If the "Star" never does another good thing, it has already merited hearty support by this proposal, for it is just the very thing that is wanted. I hope the bright little paper will prove a big success.
Yours truly, JAMES GRAHAM July 10, 1888.
P.S. -- As the Local Board already owns some of the row of cottages, &c., I would suggest that some of our rich men buy the rest and give them to the town. Some of our wealthy citizens cannot long keep their feet out of the grave whatever they do, and they can't take their money with them, can they ?
A BUMP FROM A DOG-STAR.
Dear Sir, -- Your "Star" is but a little one, but its mettle is in inverse ratio to its size. It makes its appearance with no appeal for pity or favour. Doubtless it is prepared to encounter the shock of Comets, and woe be to the unlucky Comets for they will assuredly be shattered into fragments. But let us try the effect of a gentle bump from the Dog-Star.
I will not come into direct collision with the body of your "Star," but will attempt to block the way of three of its satellites. These sattellites go by the names of "Ann Jane", the "Man out Flimby way", and the "Thing with Spats on".
Now, sir, to leave Metaphor, what do you mean by placing such silly nonsense on your placard ? The first unpleasant effect of such headings is to remind one of a contemptible print which some time ago circulated in Workington, but which has met its proper fate. Its life was brief, but its death was not untimely. It is true the paragraphs indicated by these headings are mere mythical nonsense, and in no way resemble the drivelling gossip of that print referred to. There is nothing wrong in the paragraphs, but it will be understood that funny things will be found in your funny columns without advertising them by silly and misleading titles. A sensibly worded placard I will venture to say will not injure the circulation of your paper.
Long may your "Star" revolve and shine, but whenever it is inclined to stray may it speedily be bumped and sent back to its track by stars like.........
[ "Sirius" writes in a kindly spirit and we know he means well, so we refrain from making any retort to the effect that we probably know our own business best, &c. However, whilst we do not "appeal for pity or favour" we have no objection to candid and reasonable criticism, and our columns are open to "Sirius" at any time.
CAPTAIN CUTTLE IN TROUBLE.
Sir, -- Would you kindly inform me where CAPTAIN CUTTLE was on Monday. I am certain I saw him in the neighbourhood of the Cloflocks on the forenoon of that day.

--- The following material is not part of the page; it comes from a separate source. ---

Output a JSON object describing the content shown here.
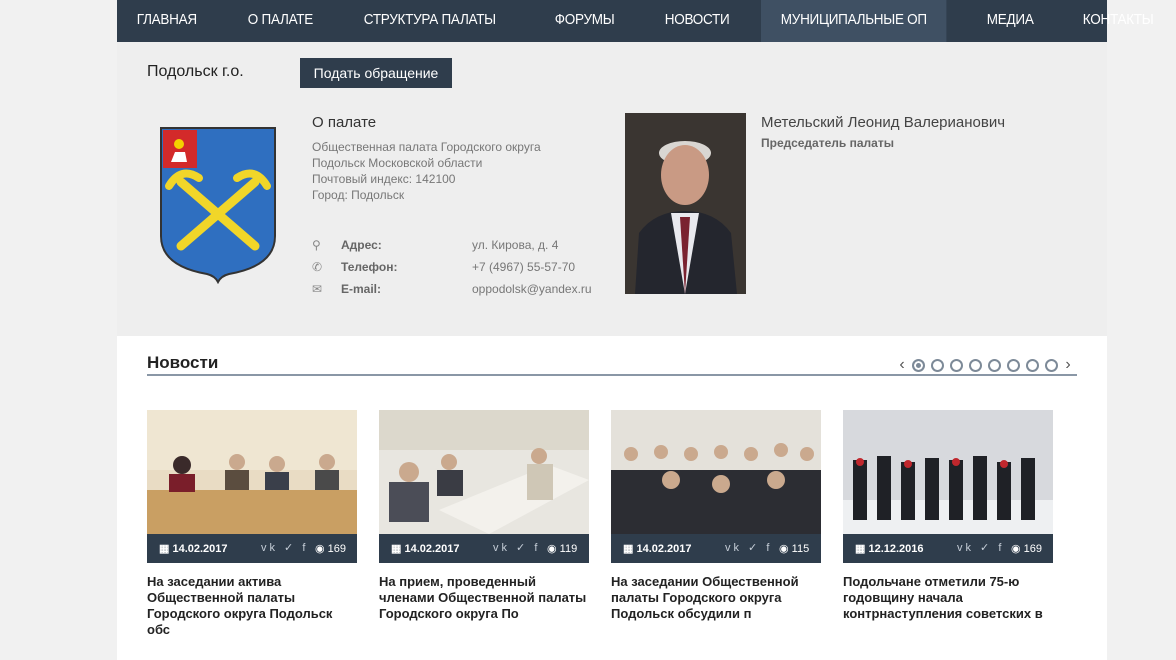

The reason of my wanting to know of the Captain's whereabouts is owing to some of our clothes which were laid out to dry on the Cloflocks, being missing in the afternoon, and Cuttle is blamed for taking them. It will be a serious matter for him if he is found out, as I am determined to prosecute. If the Captain requires any body linens, he should really not procure it in the way he is alleged to have done.
Perhaps you would be so kind as to question the Captain when he comes to your office, and note any change of linen he is wearing.
I enclose my card for your private inspection. Your kind attention in this matter, will greatly oblige.
Yours truly, JOHN BANKS.
[ We will certainly question the Captain; this is serious. Ed. ]